SF sues gun suppliers for illegally selling high-ammo ‘repair kits’

(S.F. Examiner file photo)

(S.F. Examiner file photo)

San Francisco is suing five online gun equipment suppliers for allegedly selling large-capacity magazines that have been banned from being distributed in California for nearly two decades.

The lawsuit filed Thursday by City Attorney Dennis Herrera targets Badger Mountain Supply, located in Washington state; 7.62 Precision in Alaska; Shooters Plus, located in Mississippi; LAK Supply of Wyoming; and Buymilsurp.com, located in Florida, which are reportedly selling complete but dissembled large-capacity magazines as “repair kits” to customers in San Francisco and throughout the state. Such magazines have been illegal to sell in California since Jan. 1, 2000.

“It takes a particular type of miscreant to compromise the safety of Californians simply for profit,” Herrera said in a statement. “The only purpose of these magazines is to kill as many people as quickly as possible. They have no place in our neighborhoods.”

The companies named in the lawsuit allegedly misrepresented that California consumers may legally purchase disassembled large-capacity magazines as “repair kits,” according to the City Attorney’s Office. In addition to civil penalties, the lawsuit is seeking a court order that would require the companies to state on their websites that it is illegal to buy such “repair” or “rebuild” kits in California.

Herrera noted that large-capacity magazines were used in numerous mass shootings in the U.S., including the Orlando nightclub massacre in 2016 in what amounted to the deadliest terrorist attack in the nation since Sept. 11, 2001.

Following the 2000 statewide ban of large-capacity magazines, numerous companies began selling magazine “repair kits,” which Herrera said are simply disassembled but complete large-capacity magazines.

Herrera previously sued four companies over the practice in 2013, and the following year San Francisco enacted a ban on possessing large-capacity magazines.
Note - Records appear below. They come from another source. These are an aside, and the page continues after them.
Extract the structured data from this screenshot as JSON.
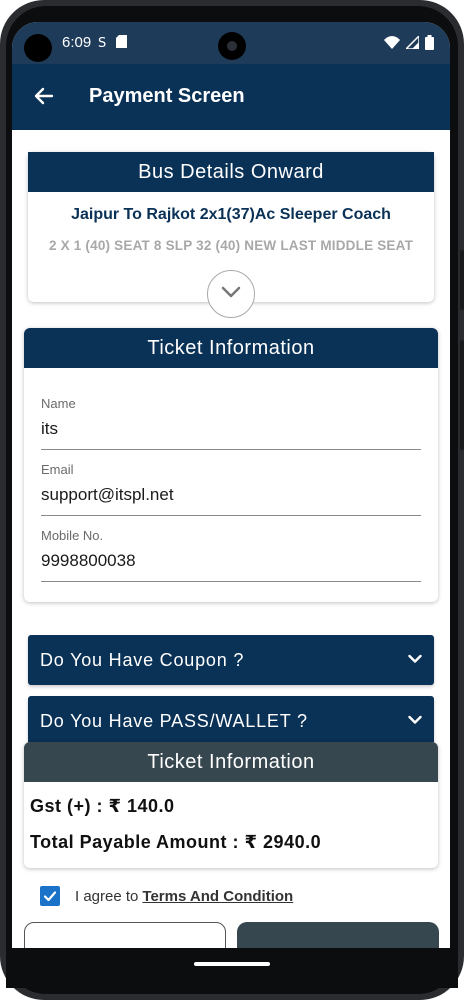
{
  "status_bar": {
    "time": "6:09",
    "icons": [
      "sync-status-icon",
      "sd-card-icon",
      "wifi-icon",
      "signal-icon",
      "battery-icon"
    ]
  },
  "app_bar": {
    "title": "Payment Screen",
    "back_icon": "arrow-back-icon"
  },
  "bus_details": {
    "header": "Bus Details Onward",
    "route": "Jaipur To Rajkot 2x1(37)Ac Sleeper Coach",
    "bus_type": "2 X 1 (40) SEAT 8 SLP 32 (40) NEW LAST MIDDLE SEAT",
    "expand_icon": "chevron-down-icon"
  },
  "ticket_info": {
    "header": "Ticket Information",
    "fields": [
      {
        "label": "Name",
        "value": "its"
      },
      {
        "label": "Email",
        "value": "support@itspl.net"
      },
      {
        "label": "Mobile No.",
        "value": "9998800038"
      }
    ]
  },
  "coupon": {
    "label": "Do You Have Coupon ?",
    "icon": "chevron-down-icon"
  },
  "wallet": {
    "label": "Do You Have PASS/WALLET ?",
    "icon": "chevron-down-icon"
  },
  "summary": {
    "header": "Ticket Information",
    "gst": "Gst (+) : ₹ 140.0",
    "total": "Total Payable Amount : ₹ 2940.0"
  },
  "agree": {
    "checked": true,
    "text": "I agree to",
    "link": "Terms And Condition"
  },
  "colors": {
    "primary": "#0a3156",
    "secondary": "#37474f",
    "checkbox": "#1a73c9"
  }
}
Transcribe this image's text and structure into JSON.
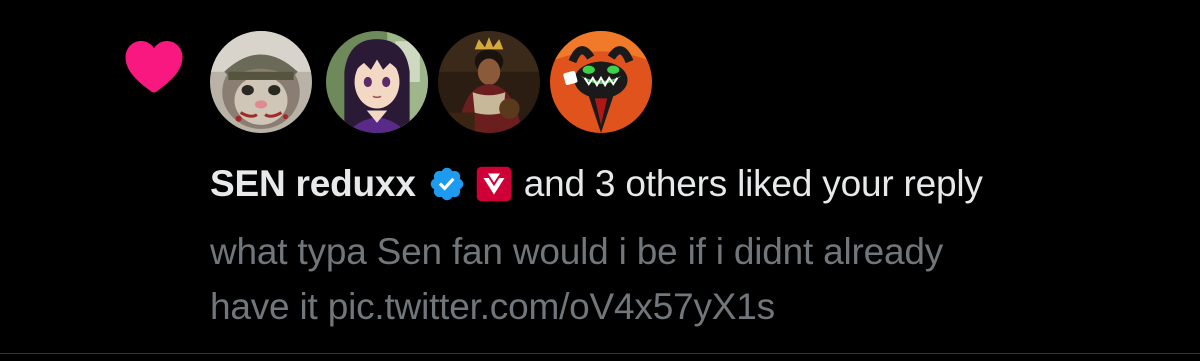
{
  "notification": {
    "type": "like",
    "icon": "heart-icon",
    "heart_color": "#f91880",
    "avatars": [
      {
        "icon": "avatar-cat-helmet"
      },
      {
        "icon": "avatar-anime-girl"
      },
      {
        "icon": "avatar-king-portrait"
      },
      {
        "icon": "avatar-cartoon-demon"
      }
    ],
    "user_name": "SEN reduxx",
    "verified_badge": "verified-icon",
    "verified_color": "#1d9bf0",
    "affiliate_badge": "sentinels-logo-icon",
    "affiliate_color": "#ce0037",
    "action_text": "and 3 others liked your reply",
    "reply_lines": [
      "what typa Sen fan would i be if i didnt already",
      "have it pic.twitter.com/oV4x57yX1s"
    ]
  }
}
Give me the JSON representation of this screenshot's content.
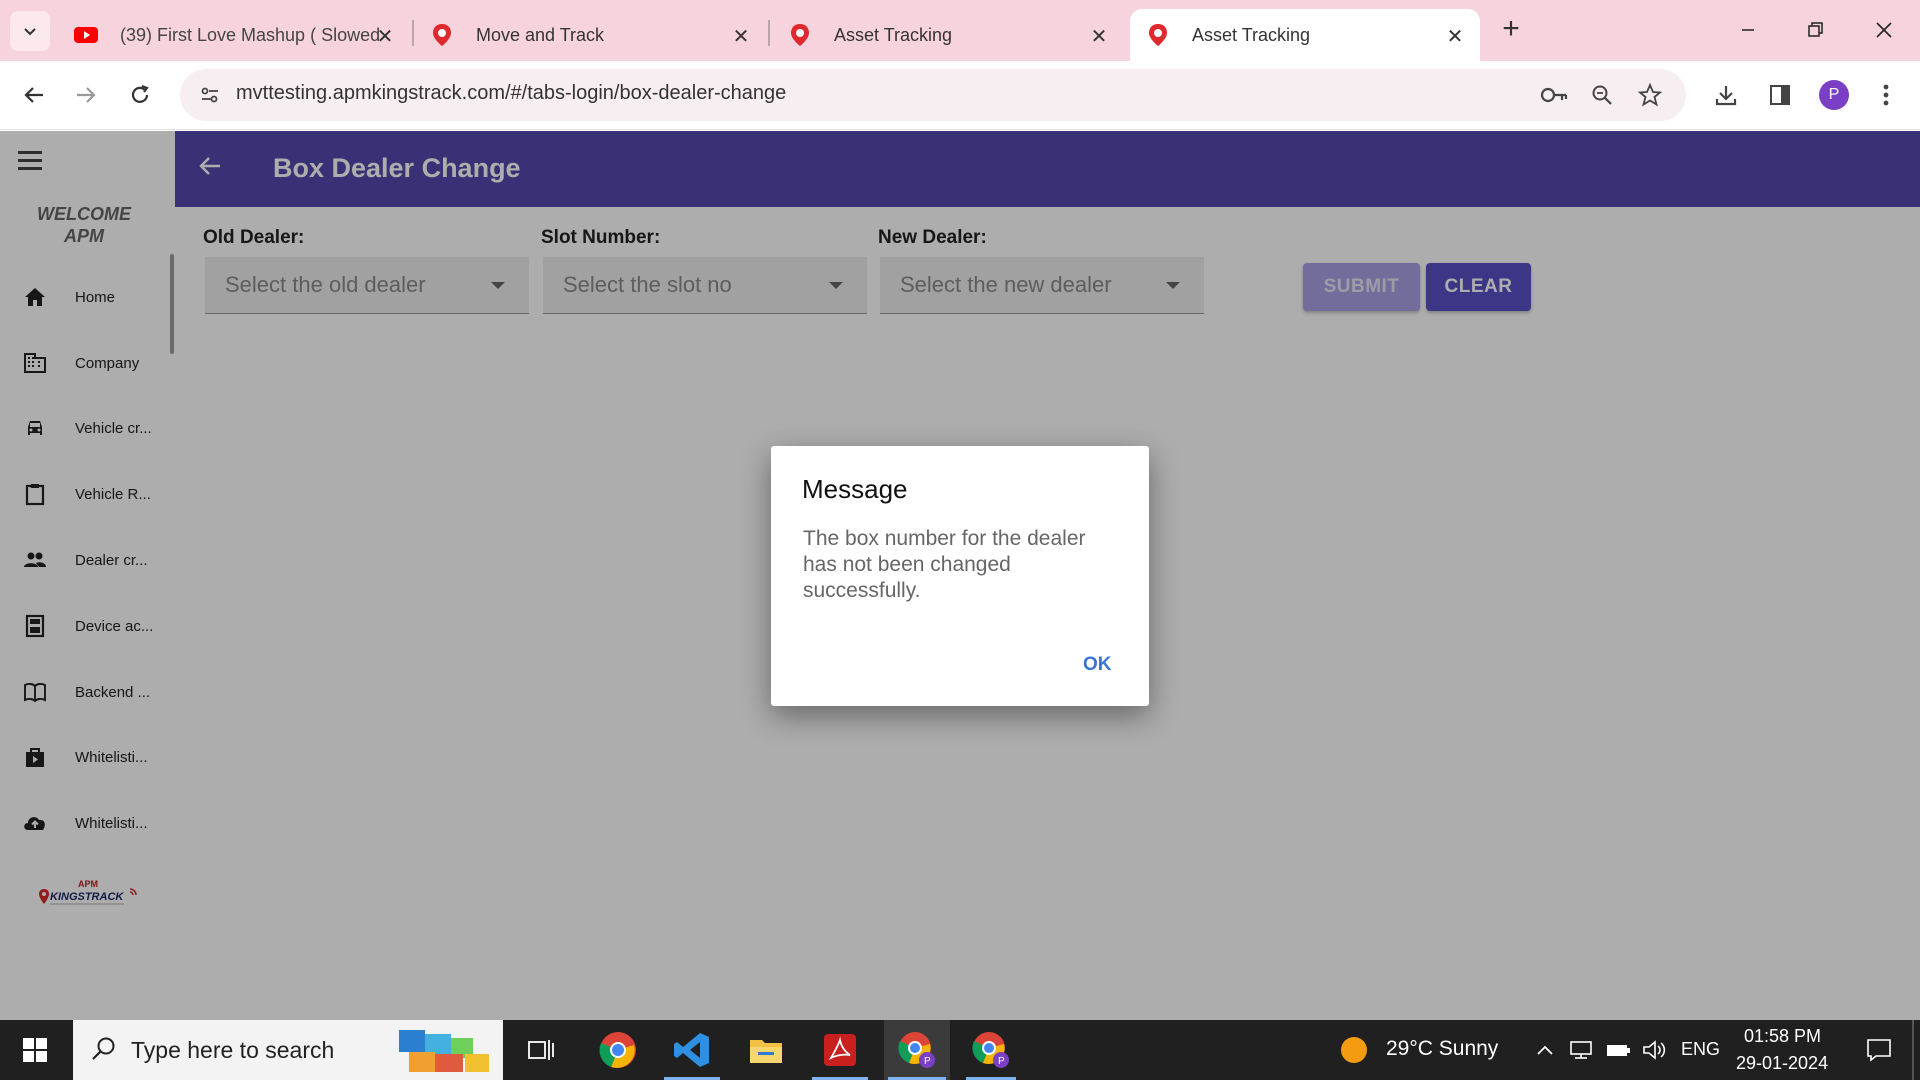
{
  "browser": {
    "tabs": [
      {
        "label": "(39) First Love Mashup ( Slowed"
      },
      {
        "label": "Move and Track"
      },
      {
        "label": "Asset Tracking"
      },
      {
        "label": "Asset Tracking"
      }
    ],
    "url": "mvttesting.apmkingstrack.com/#/tabs-login/box-dealer-change",
    "profile_initial": "P"
  },
  "sidebar": {
    "welcome_line1": "WELCOME",
    "welcome_line2": "APM",
    "items": [
      {
        "label": "Home",
        "icon": "home-icon"
      },
      {
        "label": "Company",
        "icon": "company-icon"
      },
      {
        "label": "Vehicle cr...",
        "icon": "car-icon"
      },
      {
        "label": "Vehicle R...",
        "icon": "clipboard-icon"
      },
      {
        "label": "Dealer cr...",
        "icon": "people-icon"
      },
      {
        "label": "Device ac...",
        "icon": "calculator-icon"
      },
      {
        "label": "Backend ...",
        "icon": "book-icon"
      },
      {
        "label": "Whitelisti...",
        "icon": "shopping-bag-icon"
      },
      {
        "label": "Whitelisti...",
        "icon": "cloud-upload-icon"
      }
    ],
    "logo_text_top": "APM",
    "logo_text": "KINGSTRACK"
  },
  "header": {
    "title": "Box Dealer Change"
  },
  "form": {
    "old_dealer_label": "Old Dealer:",
    "old_dealer_placeholder": "Select the old dealer",
    "slot_label": "Slot Number:",
    "slot_placeholder": "Select the slot no",
    "new_dealer_label": "New Dealer:",
    "new_dealer_placeholder": "Select the new dealer",
    "submit_label": "SUBMIT",
    "clear_label": "CLEAR"
  },
  "dialog": {
    "title": "Message",
    "message": "The box number for the dealer has not been changed successfully.",
    "ok_label": "OK"
  },
  "taskbar": {
    "search_placeholder": "Type here to search",
    "weather": "29°C  Sunny",
    "language": "ENG",
    "time": "01:58 PM",
    "date": "29-01-2024"
  },
  "colors": {
    "header": "#5549ad",
    "clear_button": "#5a4ec6",
    "ok_text": "#3875d7",
    "tabstrip": "#f7d4dd"
  }
}
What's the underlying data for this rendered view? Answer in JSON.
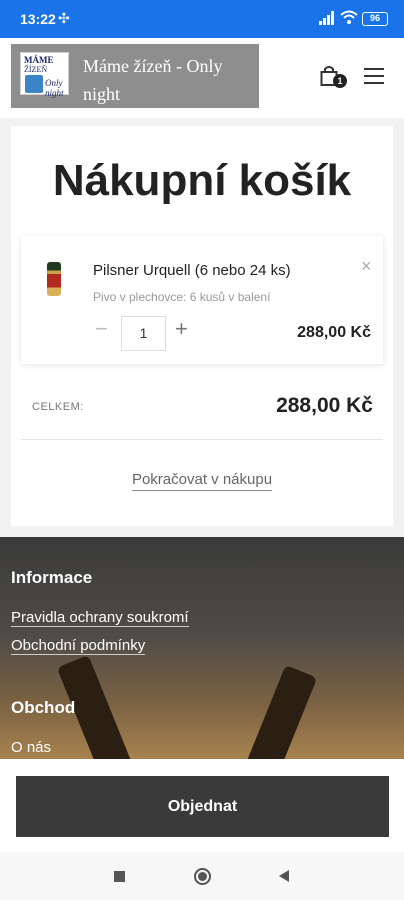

Last November, California voters approved Proposition 63 that outlaws the possession of large-capacity magazines throughout the state beginning July 1.


Read more criminal justice news on the Crime Ink page in print. Follow us on Twitter: @sfcrimeinkCrime

If you find our journalism valuable and relevant, please consider joining our Examiner membership program.
Find out more at www.sfexaminer.com/join/

Just Posted

Azikiwee Anderson of Rize Up Bakery pulls and twists sourdough into shape on Wednesday, June 2, 2021. (Kevin N. Hume/The Examiner)
San Francisco’s Rize Up Bakery serving up sourdough with a call to action

Azikiwee Anderson wakes up most mornings just before dawn to start cooking… Continue reading

Although The City has been shut down and largely empty, people have enjoyed gathering in places such as Dolores Park. <ins>(Al Saracevic/The Examiner)</ins>
Come back to San Francisco: The City needs you now

Time to get out of the house, people. The City’s been lonely… Continue reading

A surveillance camera outside Macy’s at Union Square on Tuesday, July 28, 2020. (Kevin N. Hume/S.F. Examiner)
Is the tide turning against surveillance cameras in SF?

Crime-fighting camera networks are springing up in commercial areas all around San… Continue reading

San Francisco Police Chief Bill Scott speaks alongside Mayor London Breed at a news conference about 2019 crime statistics at SFPD headquarters on Jan. 21, 2020. (Kevin N. Hume/The Examiner)
What the media gets wrong about crime in San Francisco

By Lincoln Mitchell Special to The Examiner Seemingly every day now, you… Continue reading

Vice President Kamala Harris is under fire for her comments in Guatemala earlier this week. (Examiner file photo.)
SF immigration advocates slam Kamala Harris’ ‘betrayal’ to her past

Kamala Harris’ comments earlier this week discouraging Central Americans from traveling to… Continue reading

Most Read